The truth is that I work more now that I ever did when I was a store manager or running the catering facility in a busy tourist attraction. I am working MORE and earning just about enough to get by.
Is this the lifestyle I was looking for? Not quite.
Hey Fiona, I really appreciate your honesty on this one. Reminds me of a Russell Beans sketch where he talks about not being able to take a holiday for ourselves. It’s a hard call and it sounds like the grass isn’t always greener. Does having a set routine on your terms help at all? I know I like routine to help my anxiety and I think we’re I to work from home, I might have to create one x
No I respond really badly to routine! My mental health is so unpredictable that I kind of have to wait and see how I feel everyday. My version of a routine just sticking to 3 things I need to do each day without overloading my to do list but it’s very hard when you need to pay the bills!!
I’m just getting started in the world of blogging for pretty much the exact same reason – working with such unpredictable mental health is unsustainable. This resonated quite a bit, since I’m working full-time out side of the house and then nearly full-time at home just trying to earn my first dollar. Flexible? Yeah, sort of. More free time? Not a chance.
I have read your post it gives me lesson of routine.
offtopic, but I saw your article in metro about secret veganism, haha. I wanted to tell you the best response I ever heard when some jackass was dumping an out of the blue interrogation on this vegan girl and looking for a fight, lol. “You know, I just don’t want to rely on animals, fuck animals, I do my own thing”. I’m paraphrasing , because I’m pretty sure my brain broke and was incapable of forming rigid memories because I was so awstruck at a masterful social awkwardness shut down. This was on a bus! to work! Pretty much a defused hostage situation. anyways, stay peachy
I was just diagnosed with depression and anxiety, although, I have had these symptoms for many years. I am having a hard time now driving and having to leave my home. I have four children and desperately need to work. Is there any advice on what my first step may be to find something that I could do from home? I hate the fact that my children have to go without because of me.
I’m likely going to quit my job very soon, I haven’t been to college since November and I’ve just been given a week off at work to get ‘better’, but all this time off has supposedly made me so much worse, and nothing seems to be getting and perkier! This adds to my belief that I simply can’t function in this world; I can’t work, I cant hand in assignments on time, and i struggle to stick to any routine at home.
The two things that have gotten me through the days these past few years have been cooking/baking, and exercise, such as yoga and running. This gives me comfort as it could be a starting point for me to reconstruct another foundation of a career, as my current one seems to be so incredibly destroying to my mental health.

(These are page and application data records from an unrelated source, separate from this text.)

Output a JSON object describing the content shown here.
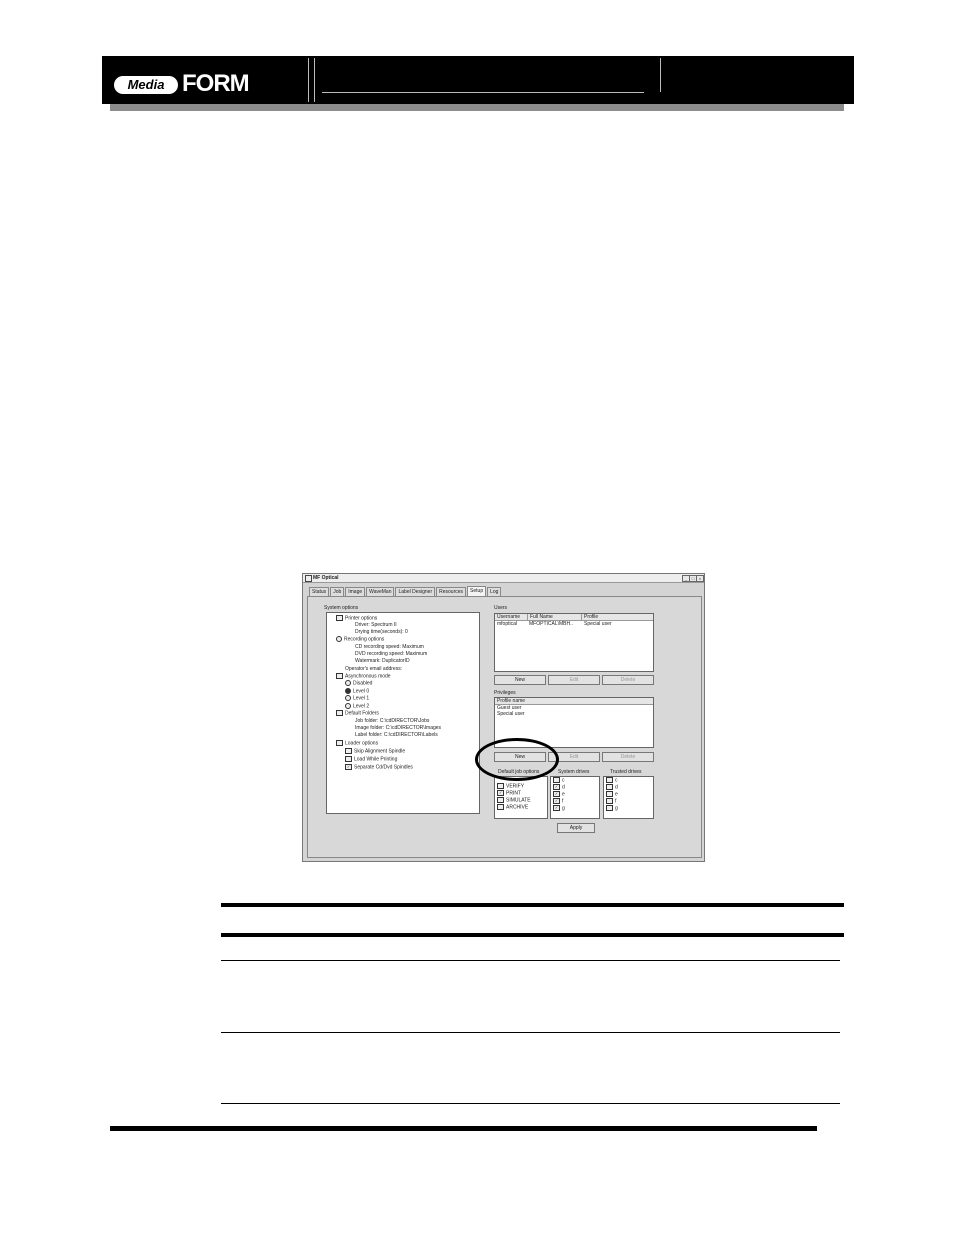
{
  "header": {
    "logo": {
      "media": "Media",
      "form": "FORM"
    }
  },
  "window": {
    "title": "MF Optical",
    "title_buttons": {
      "minimize": "_",
      "maximize": "□",
      "close": "×"
    },
    "tabs": [
      {
        "label": "Status",
        "active": false
      },
      {
        "label": "Job",
        "active": false
      },
      {
        "label": "Image",
        "active": false
      },
      {
        "label": "WaveMan",
        "active": false
      },
      {
        "label": "Label Designer",
        "active": false
      },
      {
        "label": "Resources",
        "active": false
      },
      {
        "label": "Setup",
        "active": true
      },
      {
        "label": "Log",
        "active": false
      }
    ],
    "system_options": {
      "label": "System options",
      "tree": [
        "Printer options",
        "Driver: Spectrum II",
        "Drying time(seconds): 0",
        "Recording options",
        "CD recording speed: Maximum",
        "DVD recording speed: Maximum",
        "Watermark: DuplicatorID",
        "Operator's email address:",
        "Asynchronous mode",
        "Disabled",
        "Level 0",
        "Level 1",
        "Level 2",
        "Default Folders",
        "Job folder: C:\\cdDIRECTOR\\Jobs",
        "Image folder: C:\\cdDIRECTOR\\Images",
        "Label folder: C:\\cdDIRECTOR\\Labels",
        "Loader options",
        "Skip Alignment Spindle",
        "Load While Printing",
        "Separate Cd/Dvd Spindles"
      ]
    },
    "users": {
      "label": "Users",
      "columns": [
        "Username",
        "Full Name",
        "Profile"
      ],
      "rows": [
        [
          "mfoptical",
          "MFOPTICAL\\MBH..",
          "Special user"
        ]
      ],
      "buttons": {
        "new": "New",
        "edit": "Edit",
        "delete": "Delete"
      }
    },
    "privileges": {
      "label": "Privileges",
      "header": "Profile name",
      "rows": [
        "Guest user",
        "Special user"
      ],
      "buttons": {
        "new": "New",
        "edit": "Edit",
        "delete": "Delete"
      }
    },
    "default_job_options": {
      "label": "Default job options",
      "items": [
        "VERIFY",
        "PRINT",
        "SIMULATE",
        "ARCHIVE"
      ],
      "checked": [
        false,
        true,
        false,
        false
      ]
    },
    "system_drives": {
      "label": "System drives",
      "items": [
        "c",
        "d",
        "e",
        "f",
        "g"
      ],
      "checked": [
        false,
        true,
        true,
        true,
        true
      ]
    },
    "trusted_drives": {
      "label": "Trusted drives",
      "items": [
        "c",
        "d",
        "e",
        "f",
        "g"
      ],
      "checked": [
        false,
        false,
        false,
        false,
        false
      ]
    },
    "apply_label": "Apply"
  }
}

I love your blog, I only discovered it yesterday whilst scanning the internet for a few sentences to make me feel a bit better about this inability to work or just about do anything to function normally! You’re another piece of sunshine in someone’s day, for sure. Thank you for inspiring!